    • Because that’s killed only, not wounded. Most bullets would not be fatal, there are stories of the zulu carrying warriors away with them. The number hit by bullets is probably more than double the killed.

    • the zulu spent a lot of the four hours approaching and surrounding and then swarming the camp.the front was therefore vast and the red line thin and spaced out. . the artillery was initially useful but the zulu saw the gunners leap away from the guns at the point of firing and quickly learnt to lie flat.

    • lots of wounded. the martini henry round would go through muscle and sinew but on hitting bone would flatten and shatter. lots of bad clean wounds amongst the fatal hits

  8. The most factual book written that accounts the history and development of South Africa is by Cuan Elgin, called Bulala (Zulu for “kill”) to fully appreciate the “military” skills and the ruthlessness of the Zulu, it is a must read.

  9. I was Google-alerted to this discourse by Mel’s mention of my name, above. Thank you Mel, for the endorsement of ‘Bulala’. If I could add my own impression of the Battle of Isandlwana and then Rourke’s Drift, I would say that the British were over-confident, and unprepared for the Zulu onslaught and thus destroyed at the former, and ‘heroically desperate’ at the latter. While undoubtedly brave, for the Zulus to make suicidal frontal assaults against entrenched, disciplined British troops, was unwise, and in defiance of their own king’s orders. They paid the price. The earlier blogger who referred to the Boers as being an older nation than the Zulus, is entirely correct. Further, the Trekboers occupied a hinterland left virtually uninhabited by the genocidal rampages of both Shaka and Mzilikaze, so they had as much claim to those areas, as anyone else.
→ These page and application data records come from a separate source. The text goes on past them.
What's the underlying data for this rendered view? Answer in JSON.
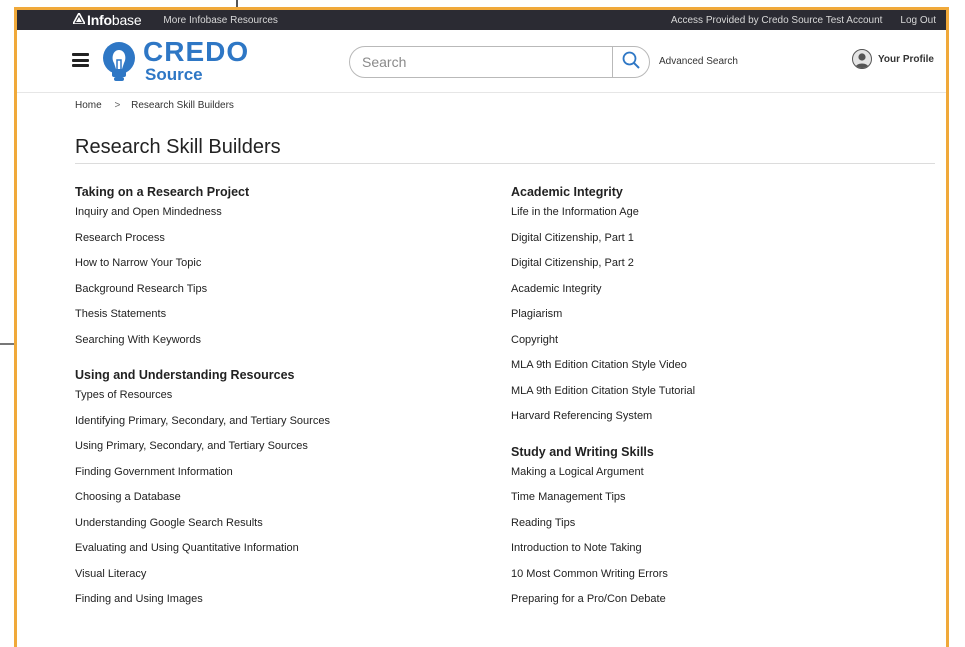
{
  "topbar": {
    "logo_text_bold": "Info",
    "logo_text_light": "base",
    "more_resources": "More Infobase Resources",
    "access": "Access Provided by Credo Source Test Account",
    "logout": "Log Out"
  },
  "header": {
    "brand_top": "CREDO",
    "brand_bottom": "Source",
    "search_placeholder": "Search",
    "advanced_search": "Advanced Search",
    "profile": "Your Profile"
  },
  "breadcrumb": {
    "home": "Home",
    "separator": ">",
    "current": "Research Skill Builders"
  },
  "page_title": "Research Skill Builders",
  "left_sections": [
    {
      "heading": "Taking on a Research Project",
      "links": [
        "Inquiry and Open Mindedness",
        "Research Process",
        "How to Narrow Your Topic",
        "Background Research Tips",
        "Thesis Statements",
        "Searching With Keywords"
      ]
    },
    {
      "heading": "Using and Understanding Resources",
      "links": [
        "Types of Resources",
        "Identifying Primary, Secondary, and Tertiary Sources",
        "Using Primary, Secondary, and Tertiary Sources",
        "Finding Government Information",
        "Choosing a Database",
        "Understanding Google Search Results",
        "Evaluating and Using Quantitative Information",
        "Visual Literacy",
        "Finding and Using Images"
      ]
    }
  ],
  "right_sections": [
    {
      "heading": "Academic Integrity",
      "links": [
        "Life in the Information Age",
        "Digital Citizenship, Part 1",
        "Digital Citizenship, Part 2",
        "Academic Integrity",
        "Plagiarism",
        "Copyright",
        "MLA 9th Edition Citation Style Video",
        "MLA 9th Edition Citation Style Tutorial",
        "Harvard Referencing System"
      ]
    },
    {
      "heading": "Study and Writing Skills",
      "links": [
        "Making a Logical Argument",
        "Time Management Tips",
        "Reading Tips",
        "Introduction to Note Taking",
        "10 Most Common Writing Errors",
        "Preparing for a Pro/Con Debate"
      ]
    }
  ],
  "colors": {
    "accent_border": "#f0a93a",
    "brand_blue": "#2e77c5",
    "topbar_bg": "#2b2b33"
  },
  "icons": {
    "logo": "infobase-triangle-icon",
    "brand": "lightbulb-icon",
    "search": "search-icon",
    "menu": "hamburger-icon",
    "avatar": "user-avatar-icon"
  }
}
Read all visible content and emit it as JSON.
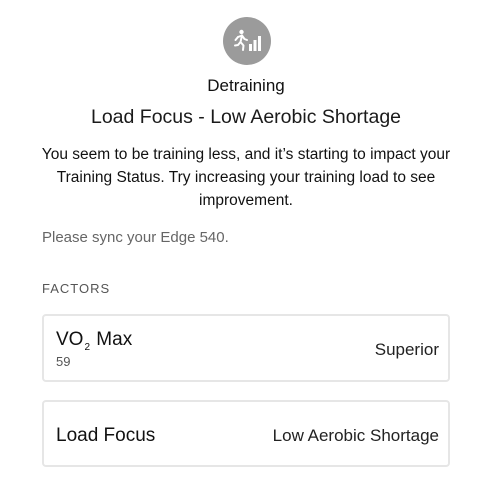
{
  "status": {
    "icon": "training-status-icon",
    "icon_color": "#9b9b9b",
    "title": "Detraining",
    "subtitle": "Load Focus - Low Aerobic Shortage",
    "description": "You seem to be training less, and it’s starting to impact your Training Status. Try increasing your training load to see improvement."
  },
  "sync_note": "Please sync your Edge 540.",
  "factors": {
    "heading": "FACTORS",
    "vo2max": {
      "label_main": "VO",
      "label_sub": "2",
      "label_tail": "Max",
      "value": "59",
      "rating": "Superior"
    },
    "load_focus": {
      "label": "Load Focus",
      "rating": "Low Aerobic Shortage"
    }
  }
}
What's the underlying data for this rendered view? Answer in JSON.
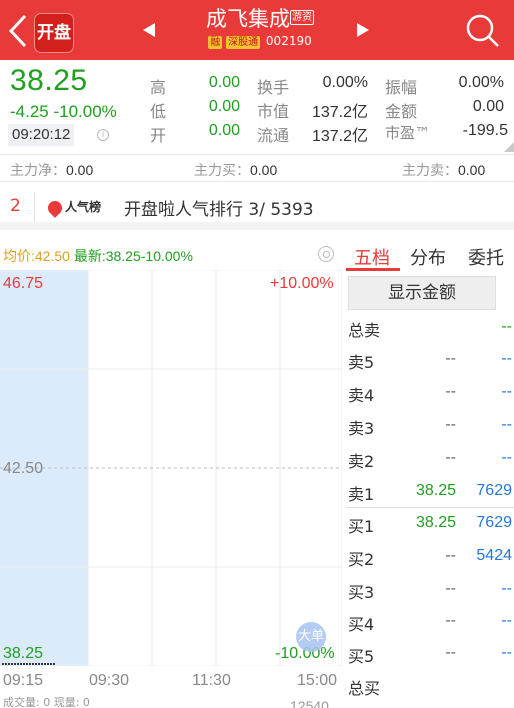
{
  "header": {
    "logo_text": "开盘",
    "stock_name": "成飞集成",
    "tag_youzi": "游资",
    "tag_rong": "融",
    "tag_sgt": "深股通",
    "stock_code": "002190"
  },
  "quote": {
    "price": "38.25",
    "change": "-4.25",
    "change_pct": "-10.00%",
    "time": "09:20:12",
    "info_icon": "ⓘ",
    "labels": [
      "高",
      "低",
      "开"
    ],
    "values": [
      "0.00",
      "0.00",
      "0.00"
    ],
    "mid_labels": [
      "换手",
      "市值",
      "流通"
    ],
    "mid_values": [
      "0.00%",
      "137.2亿",
      "137.2亿"
    ],
    "right_labels": [
      "振幅",
      "金额",
      "市盈™"
    ],
    "right_values": [
      "0.00%",
      "0.00",
      "-199.5"
    ]
  },
  "main_force": {
    "net_label": "主力净：",
    "net_value": "0.00",
    "buy_label": "主力买：",
    "buy_value": "0.00",
    "sell_label": "主力卖：",
    "sell_value": "0.00"
  },
  "popularity": {
    "index": "2",
    "logo_label": "人气榜",
    "text": "开盘啦人气排行 3/ 5393"
  },
  "chart_header": {
    "avg_label": "均价:42.50",
    "latest_label": "最新:38.25",
    "latest_pct": "-10.00%"
  },
  "chart_data": {
    "type": "line",
    "y_left_ticks": [
      "46.75",
      "42.50",
      "38.25"
    ],
    "y_right_ticks": [
      "+10.00%",
      "-10.00%"
    ],
    "x_ticks": [
      "09:15",
      "09:30",
      "11:30",
      "15:00"
    ],
    "ylim": [
      38.25,
      46.75
    ],
    "prev_close": 42.5,
    "grid": true
  },
  "chart_footer": {
    "vol_label": "成交量: 0 现量: 0",
    "vol_right": "12540",
    "big_order_label": "大单"
  },
  "order_book": {
    "tabs": [
      "五档",
      "分布",
      "委托"
    ],
    "show_amount": "显示金额",
    "total_sell_label": "总卖",
    "total_sell_value": "--",
    "sells": [
      {
        "label": "卖5",
        "price": "--",
        "vol": "--"
      },
      {
        "label": "卖4",
        "price": "--",
        "vol": "--"
      },
      {
        "label": "卖3",
        "price": "--",
        "vol": "--"
      },
      {
        "label": "卖2",
        "price": "--",
        "vol": "--"
      },
      {
        "label": "卖1",
        "price": "38.25",
        "vol": "7629"
      }
    ],
    "buys": [
      {
        "label": "买1",
        "price": "38.25",
        "vol": "7629"
      },
      {
        "label": "买2",
        "price": "--",
        "vol": "5424"
      },
      {
        "label": "买3",
        "price": "--",
        "vol": "--"
      },
      {
        "label": "买4",
        "price": "--",
        "vol": "--"
      },
      {
        "label": "买5",
        "price": "--",
        "vol": "--"
      }
    ],
    "total_buy_label": "总买"
  },
  "colors": {
    "brand_red": "#e83a38",
    "down_green": "#1fa01f",
    "avg_yellow": "#e0a020",
    "blue": "#2277dd"
  }
}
The only truly ‘indigenous’ inhabitants of present-day South Africa, were the Khoi and San; today mainly extinct, or at most, represented by the mixed-race, so-called ‘Coloureds’. We are all ‘settlers’ here!

  10. Thank you Cuan Elgin for your insights and level headed comments. History is subject to the filter of human memory and passion , so is very unlikely to hold 100% TRUTH for any person or group’s vantage point.

    • Indeed, Brian. No matter how sincerely a historian (including myself) may strive to present ‘all the facts’ in an objective fashion, there will always be a ‘perspective’. It is thus very important to try to obtain eyewitness accounts from the period being studied, from both sides of any given situation, and to then seek the unbroken thread of truth therein. Only thereafter should the historian allow revisionist versions to ‘add colour’ to the tapestry.

  11. Do not forget the late David Rattray’s discussion in hos book. Having sat on Isadlwana and listened to his description it might just be that there were too many brave men attacking the British for the Brits to fend them off.

  12. It’s funny how you will take written evidence over eye witnesses account of Quartermaster Bloomfield’s actions.
    It’s the same thing as stating that Hitler escaped his bunker because of possible written evidence to this fact. And because of this, people actually believe it, even though there were numerous eye witnesses who were present during his suicide.
    So tell me, which has more truth, the Eye or the Pen?

  13. I visited Military Through the Ages at Jamestown , Virginia this past Sunday. There was a group there representing the 24th. They looked pretty good to me. When l inquired about their ammunition, one of these fellows produced a glass tube containing an original cartridge. He expounded on the fact that each cartridge consisted of an iron disk , brass foil, and over a dozen parts for each cartridge. I am sure that all of you knew this. Another man in this group stated current statistics indicate that the Zulus suffered about 1000 to 1500 KIA, and an additional 3000 to 3500 wounded.

Leave a Reply

Your email address will not be published.